By Shannon Crowe
Jacob and Minshall Painter are recognized as connoisseurs of the horticulture world. For years the brothers cultivated their interests by establishing an extensive collection of plants. However, nature was not their only passion. Jacob and Minshall had a significant enthusiasm for scientific nomenclature and investigating and documenting the genealogy of local families. The two wrote a substantial amount in diaries, manuscripts and other materials concerning these topics. In 1863, the brothers felt the need to dedicate a specific space for their collection of books and other intellectual work. They built what we now call the Painter Library. The brothers began to fill the library with many objects of interest including a celestial globe and a telescope.
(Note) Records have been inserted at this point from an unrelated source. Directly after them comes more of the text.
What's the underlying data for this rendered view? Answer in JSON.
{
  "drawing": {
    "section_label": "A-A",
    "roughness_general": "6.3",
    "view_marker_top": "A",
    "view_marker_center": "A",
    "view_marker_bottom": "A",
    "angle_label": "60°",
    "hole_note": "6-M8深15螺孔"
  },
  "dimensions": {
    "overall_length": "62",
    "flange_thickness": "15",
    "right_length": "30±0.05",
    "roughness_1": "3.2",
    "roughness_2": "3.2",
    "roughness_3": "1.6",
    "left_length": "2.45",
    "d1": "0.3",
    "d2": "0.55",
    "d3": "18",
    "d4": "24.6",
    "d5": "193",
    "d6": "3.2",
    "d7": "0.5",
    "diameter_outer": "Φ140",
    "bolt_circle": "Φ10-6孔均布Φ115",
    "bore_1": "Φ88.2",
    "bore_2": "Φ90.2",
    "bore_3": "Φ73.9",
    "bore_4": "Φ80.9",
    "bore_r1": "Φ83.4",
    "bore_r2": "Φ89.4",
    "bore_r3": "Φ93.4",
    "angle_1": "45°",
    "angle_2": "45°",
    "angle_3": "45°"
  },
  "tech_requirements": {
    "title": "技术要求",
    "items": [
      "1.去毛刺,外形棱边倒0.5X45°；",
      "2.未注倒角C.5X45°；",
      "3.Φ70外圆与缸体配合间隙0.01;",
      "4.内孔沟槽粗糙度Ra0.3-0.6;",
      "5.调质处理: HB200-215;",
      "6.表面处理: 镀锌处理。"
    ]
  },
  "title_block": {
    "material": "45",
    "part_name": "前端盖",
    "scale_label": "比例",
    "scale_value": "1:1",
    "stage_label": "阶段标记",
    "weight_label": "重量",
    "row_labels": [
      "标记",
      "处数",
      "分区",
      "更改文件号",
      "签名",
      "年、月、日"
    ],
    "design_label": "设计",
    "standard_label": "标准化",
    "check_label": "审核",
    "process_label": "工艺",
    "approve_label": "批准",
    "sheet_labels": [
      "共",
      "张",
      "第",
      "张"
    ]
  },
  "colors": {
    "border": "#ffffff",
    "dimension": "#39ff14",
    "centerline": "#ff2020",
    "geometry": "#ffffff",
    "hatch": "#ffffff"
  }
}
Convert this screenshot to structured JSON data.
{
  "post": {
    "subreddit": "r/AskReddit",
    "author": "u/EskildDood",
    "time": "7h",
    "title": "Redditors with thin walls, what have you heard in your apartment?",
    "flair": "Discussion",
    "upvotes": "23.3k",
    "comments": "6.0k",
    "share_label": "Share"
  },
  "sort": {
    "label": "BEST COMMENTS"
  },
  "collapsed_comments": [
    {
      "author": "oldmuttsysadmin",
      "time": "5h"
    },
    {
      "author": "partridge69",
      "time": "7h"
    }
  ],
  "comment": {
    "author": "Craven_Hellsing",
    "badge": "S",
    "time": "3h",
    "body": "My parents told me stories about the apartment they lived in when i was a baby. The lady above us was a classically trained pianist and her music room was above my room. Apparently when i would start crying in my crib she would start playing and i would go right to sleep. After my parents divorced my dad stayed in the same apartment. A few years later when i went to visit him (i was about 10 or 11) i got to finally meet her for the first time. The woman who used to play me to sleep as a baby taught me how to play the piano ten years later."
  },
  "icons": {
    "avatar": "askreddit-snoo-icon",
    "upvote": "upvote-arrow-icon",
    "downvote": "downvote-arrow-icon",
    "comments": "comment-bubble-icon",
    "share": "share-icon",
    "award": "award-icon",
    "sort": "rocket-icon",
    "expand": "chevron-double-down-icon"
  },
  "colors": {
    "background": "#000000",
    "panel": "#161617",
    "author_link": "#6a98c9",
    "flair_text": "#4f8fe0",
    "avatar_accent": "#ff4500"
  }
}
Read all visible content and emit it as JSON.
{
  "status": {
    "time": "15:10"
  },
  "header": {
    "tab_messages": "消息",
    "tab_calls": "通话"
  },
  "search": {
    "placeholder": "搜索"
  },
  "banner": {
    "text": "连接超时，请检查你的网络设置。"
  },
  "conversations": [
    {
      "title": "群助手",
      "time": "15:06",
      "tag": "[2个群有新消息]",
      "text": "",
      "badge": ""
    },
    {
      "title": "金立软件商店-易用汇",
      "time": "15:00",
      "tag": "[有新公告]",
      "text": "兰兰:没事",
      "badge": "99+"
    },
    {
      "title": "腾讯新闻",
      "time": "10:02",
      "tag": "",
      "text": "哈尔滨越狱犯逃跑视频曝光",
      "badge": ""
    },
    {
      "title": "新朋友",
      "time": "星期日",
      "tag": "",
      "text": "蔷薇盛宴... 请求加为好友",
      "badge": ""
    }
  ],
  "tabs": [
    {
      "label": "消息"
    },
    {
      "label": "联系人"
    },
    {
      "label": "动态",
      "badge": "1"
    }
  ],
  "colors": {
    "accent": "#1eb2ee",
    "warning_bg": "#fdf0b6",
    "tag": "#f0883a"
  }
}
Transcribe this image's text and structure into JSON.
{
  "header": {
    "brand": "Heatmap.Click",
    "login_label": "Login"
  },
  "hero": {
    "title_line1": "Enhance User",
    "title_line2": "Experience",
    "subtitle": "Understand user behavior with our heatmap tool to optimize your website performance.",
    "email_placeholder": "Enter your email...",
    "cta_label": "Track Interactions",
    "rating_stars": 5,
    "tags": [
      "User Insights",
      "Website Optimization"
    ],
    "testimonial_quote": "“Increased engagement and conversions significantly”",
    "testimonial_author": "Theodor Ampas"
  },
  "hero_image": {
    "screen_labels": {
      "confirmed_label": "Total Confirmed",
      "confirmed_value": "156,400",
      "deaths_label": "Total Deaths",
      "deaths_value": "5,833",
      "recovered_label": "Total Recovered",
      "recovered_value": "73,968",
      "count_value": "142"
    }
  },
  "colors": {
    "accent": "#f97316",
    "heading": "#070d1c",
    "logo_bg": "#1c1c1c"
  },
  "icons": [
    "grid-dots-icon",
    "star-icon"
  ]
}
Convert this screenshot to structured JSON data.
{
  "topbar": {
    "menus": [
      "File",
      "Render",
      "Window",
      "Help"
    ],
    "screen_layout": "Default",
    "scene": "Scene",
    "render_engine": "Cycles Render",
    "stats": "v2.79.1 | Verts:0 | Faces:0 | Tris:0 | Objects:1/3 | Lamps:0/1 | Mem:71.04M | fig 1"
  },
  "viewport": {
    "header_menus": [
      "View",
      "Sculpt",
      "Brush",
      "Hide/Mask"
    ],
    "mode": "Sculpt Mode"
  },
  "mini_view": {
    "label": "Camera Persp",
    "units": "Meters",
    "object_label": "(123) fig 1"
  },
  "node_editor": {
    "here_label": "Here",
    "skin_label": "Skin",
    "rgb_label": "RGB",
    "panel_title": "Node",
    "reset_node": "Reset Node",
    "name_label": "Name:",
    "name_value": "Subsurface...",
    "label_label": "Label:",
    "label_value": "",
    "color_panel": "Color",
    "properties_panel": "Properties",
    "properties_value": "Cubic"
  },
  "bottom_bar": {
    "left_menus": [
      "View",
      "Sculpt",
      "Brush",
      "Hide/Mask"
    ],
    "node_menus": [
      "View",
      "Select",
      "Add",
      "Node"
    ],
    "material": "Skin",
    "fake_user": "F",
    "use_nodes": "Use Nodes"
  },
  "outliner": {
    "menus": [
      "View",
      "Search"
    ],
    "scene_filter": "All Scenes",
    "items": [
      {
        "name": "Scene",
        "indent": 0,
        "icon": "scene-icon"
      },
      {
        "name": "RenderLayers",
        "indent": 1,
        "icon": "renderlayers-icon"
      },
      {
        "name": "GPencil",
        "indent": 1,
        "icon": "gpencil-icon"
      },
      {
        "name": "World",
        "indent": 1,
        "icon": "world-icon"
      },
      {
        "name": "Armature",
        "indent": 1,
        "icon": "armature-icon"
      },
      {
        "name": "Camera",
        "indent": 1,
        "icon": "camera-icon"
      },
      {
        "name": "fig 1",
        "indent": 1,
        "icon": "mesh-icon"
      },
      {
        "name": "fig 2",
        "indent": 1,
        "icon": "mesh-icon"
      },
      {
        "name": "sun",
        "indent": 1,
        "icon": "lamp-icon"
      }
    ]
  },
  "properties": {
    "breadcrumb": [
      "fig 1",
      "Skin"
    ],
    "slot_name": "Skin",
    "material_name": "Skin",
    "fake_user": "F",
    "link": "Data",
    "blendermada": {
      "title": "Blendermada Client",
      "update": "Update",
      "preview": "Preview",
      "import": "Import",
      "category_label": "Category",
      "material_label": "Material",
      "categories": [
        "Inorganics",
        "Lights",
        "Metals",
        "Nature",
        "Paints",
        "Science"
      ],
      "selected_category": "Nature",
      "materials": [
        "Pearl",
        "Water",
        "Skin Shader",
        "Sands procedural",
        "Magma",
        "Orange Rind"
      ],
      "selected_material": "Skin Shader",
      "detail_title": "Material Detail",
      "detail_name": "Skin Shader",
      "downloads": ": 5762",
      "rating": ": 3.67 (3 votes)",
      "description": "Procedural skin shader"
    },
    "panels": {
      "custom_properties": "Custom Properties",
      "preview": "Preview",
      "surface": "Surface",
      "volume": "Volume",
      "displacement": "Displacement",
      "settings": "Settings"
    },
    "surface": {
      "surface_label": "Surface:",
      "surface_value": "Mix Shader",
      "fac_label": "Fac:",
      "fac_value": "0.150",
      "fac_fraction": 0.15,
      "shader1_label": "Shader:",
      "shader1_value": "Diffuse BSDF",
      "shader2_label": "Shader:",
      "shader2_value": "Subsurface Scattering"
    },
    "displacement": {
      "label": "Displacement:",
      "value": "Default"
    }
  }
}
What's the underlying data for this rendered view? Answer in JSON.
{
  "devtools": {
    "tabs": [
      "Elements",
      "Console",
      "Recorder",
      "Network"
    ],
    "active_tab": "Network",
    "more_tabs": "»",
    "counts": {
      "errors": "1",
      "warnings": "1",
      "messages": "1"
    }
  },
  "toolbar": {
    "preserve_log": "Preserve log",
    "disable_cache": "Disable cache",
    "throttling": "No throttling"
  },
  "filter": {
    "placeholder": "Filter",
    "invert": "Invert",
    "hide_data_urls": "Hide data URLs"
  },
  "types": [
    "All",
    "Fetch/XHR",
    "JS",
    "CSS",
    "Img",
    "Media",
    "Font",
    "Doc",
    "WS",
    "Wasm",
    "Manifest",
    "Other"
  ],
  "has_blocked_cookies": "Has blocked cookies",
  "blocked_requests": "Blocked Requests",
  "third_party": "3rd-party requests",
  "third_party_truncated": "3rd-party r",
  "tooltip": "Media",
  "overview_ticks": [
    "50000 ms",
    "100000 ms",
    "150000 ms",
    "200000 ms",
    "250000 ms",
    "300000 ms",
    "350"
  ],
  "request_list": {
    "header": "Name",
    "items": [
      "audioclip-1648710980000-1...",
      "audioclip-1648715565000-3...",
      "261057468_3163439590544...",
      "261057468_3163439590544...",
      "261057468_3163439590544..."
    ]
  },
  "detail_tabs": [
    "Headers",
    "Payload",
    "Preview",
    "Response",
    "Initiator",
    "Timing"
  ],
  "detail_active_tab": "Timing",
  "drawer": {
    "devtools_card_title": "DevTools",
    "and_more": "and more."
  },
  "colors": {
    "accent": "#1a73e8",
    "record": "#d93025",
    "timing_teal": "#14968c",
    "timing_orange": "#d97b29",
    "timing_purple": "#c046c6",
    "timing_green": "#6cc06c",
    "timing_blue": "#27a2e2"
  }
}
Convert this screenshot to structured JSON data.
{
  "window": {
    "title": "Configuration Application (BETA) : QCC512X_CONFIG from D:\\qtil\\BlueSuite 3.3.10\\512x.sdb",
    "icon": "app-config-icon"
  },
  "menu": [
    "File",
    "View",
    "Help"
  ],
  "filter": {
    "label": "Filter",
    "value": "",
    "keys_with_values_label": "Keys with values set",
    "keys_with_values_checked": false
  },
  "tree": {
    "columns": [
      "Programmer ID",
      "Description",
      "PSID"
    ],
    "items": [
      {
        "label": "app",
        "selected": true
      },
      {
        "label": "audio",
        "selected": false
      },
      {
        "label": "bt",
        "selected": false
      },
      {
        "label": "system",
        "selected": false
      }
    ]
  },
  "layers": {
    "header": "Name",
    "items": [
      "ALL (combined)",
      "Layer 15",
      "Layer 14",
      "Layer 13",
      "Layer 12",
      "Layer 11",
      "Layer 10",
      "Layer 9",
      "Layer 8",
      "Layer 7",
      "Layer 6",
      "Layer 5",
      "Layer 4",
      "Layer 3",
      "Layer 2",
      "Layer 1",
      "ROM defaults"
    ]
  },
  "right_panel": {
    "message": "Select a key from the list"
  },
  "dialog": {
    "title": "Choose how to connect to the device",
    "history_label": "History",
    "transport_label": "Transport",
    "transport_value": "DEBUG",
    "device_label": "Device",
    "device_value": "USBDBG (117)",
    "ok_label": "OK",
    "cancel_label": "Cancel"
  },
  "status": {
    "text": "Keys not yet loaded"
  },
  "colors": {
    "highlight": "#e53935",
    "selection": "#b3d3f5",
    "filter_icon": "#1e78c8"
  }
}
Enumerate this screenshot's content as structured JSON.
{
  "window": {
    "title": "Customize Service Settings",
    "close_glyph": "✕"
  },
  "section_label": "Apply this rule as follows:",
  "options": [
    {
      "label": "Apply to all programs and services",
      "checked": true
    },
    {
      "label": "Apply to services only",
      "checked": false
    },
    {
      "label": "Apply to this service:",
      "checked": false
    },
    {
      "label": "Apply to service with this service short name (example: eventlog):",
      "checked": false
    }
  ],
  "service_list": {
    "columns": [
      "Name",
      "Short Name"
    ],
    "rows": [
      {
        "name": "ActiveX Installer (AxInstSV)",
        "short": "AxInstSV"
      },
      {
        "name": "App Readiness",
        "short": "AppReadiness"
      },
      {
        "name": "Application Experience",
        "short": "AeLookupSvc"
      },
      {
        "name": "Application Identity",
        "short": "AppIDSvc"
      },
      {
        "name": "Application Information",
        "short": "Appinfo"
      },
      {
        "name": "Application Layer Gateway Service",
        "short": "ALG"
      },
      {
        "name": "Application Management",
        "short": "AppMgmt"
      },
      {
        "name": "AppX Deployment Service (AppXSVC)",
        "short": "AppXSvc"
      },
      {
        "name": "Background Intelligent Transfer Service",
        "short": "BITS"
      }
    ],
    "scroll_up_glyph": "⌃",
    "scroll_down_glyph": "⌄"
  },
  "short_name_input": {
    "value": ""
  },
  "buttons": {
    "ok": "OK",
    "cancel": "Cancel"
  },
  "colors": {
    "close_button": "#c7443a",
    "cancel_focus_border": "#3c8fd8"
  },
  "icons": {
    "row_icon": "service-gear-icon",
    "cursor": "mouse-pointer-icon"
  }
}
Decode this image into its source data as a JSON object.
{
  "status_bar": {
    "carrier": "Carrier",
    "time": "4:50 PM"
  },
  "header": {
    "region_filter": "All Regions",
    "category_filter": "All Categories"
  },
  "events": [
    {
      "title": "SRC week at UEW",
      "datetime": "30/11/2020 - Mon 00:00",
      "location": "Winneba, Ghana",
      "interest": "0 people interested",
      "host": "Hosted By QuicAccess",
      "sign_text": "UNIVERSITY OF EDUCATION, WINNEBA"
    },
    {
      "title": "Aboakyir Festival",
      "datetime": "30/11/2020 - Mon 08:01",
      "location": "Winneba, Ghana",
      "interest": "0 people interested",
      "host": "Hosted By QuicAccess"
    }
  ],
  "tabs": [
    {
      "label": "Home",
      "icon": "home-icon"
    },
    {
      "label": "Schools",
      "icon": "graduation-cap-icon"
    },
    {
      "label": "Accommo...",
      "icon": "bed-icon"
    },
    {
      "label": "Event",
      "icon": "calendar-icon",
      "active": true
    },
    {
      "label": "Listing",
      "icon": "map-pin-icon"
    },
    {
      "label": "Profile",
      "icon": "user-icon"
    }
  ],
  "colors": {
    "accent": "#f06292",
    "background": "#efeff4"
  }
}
Another object in the brothers’ collection is a printing press, thought to have been purchased on November 8, 1866 by Jacob Painter. Minshall Painter kept a thorough diary, which provides many of the dates concerning the acquisitions of their equipment. On that day, Minshall wrote, “Jacob went to Media for his printing press and set it up.” Throughout the remainder of his records, he mentions several of the pamphlets that were printed on the press. Many of which are documents of family lineage.
- 4/24/1867 “Jacob finishing printing Salkeld family.”
- 5/28/1867 “Jacob printing account of Minshall and Owen family.”
- 5/9/1868 “Jacob printing his notation.”
- 1/30/1869 “Jacob printing Heacock genealogy.”
- 6/7/1869 “Jacob finished printing account of Heacock family.”
- 2/12/1870 “Jacob printing-finished the Gilpin family.”
The printing press of the mid-19th century was much different than that of the digital age. The sporadic dates of the Painter brothers’ printing make sense when taking into consideration the amount of time and intensive labor accompanying the mechanics of a 19th century printing press. The process of printing began with individually setting each letter of type. The type was then fastened in place by blocks, also called furniture, and a chase. The type would be blotted by ink or pressed into an inkpad made of wool. Once the type was secured and inked, the paper was inserted and rolled into place. The final step would require the pulling of the devil’s tail, which would apply the pressure needed to print the type on the paper. The multiple steps made the process a timely endeavor.
You can see the printing press along with the other equipment collected by the Painter brothers at Tyler Arboretum. Tyler will be hosting a Historical Buildings Tour on July 13 and August 3 at 1:00, 2:00 and 3:00 p.m. Tours are free to members and are included in the Arboretum’s admission fee.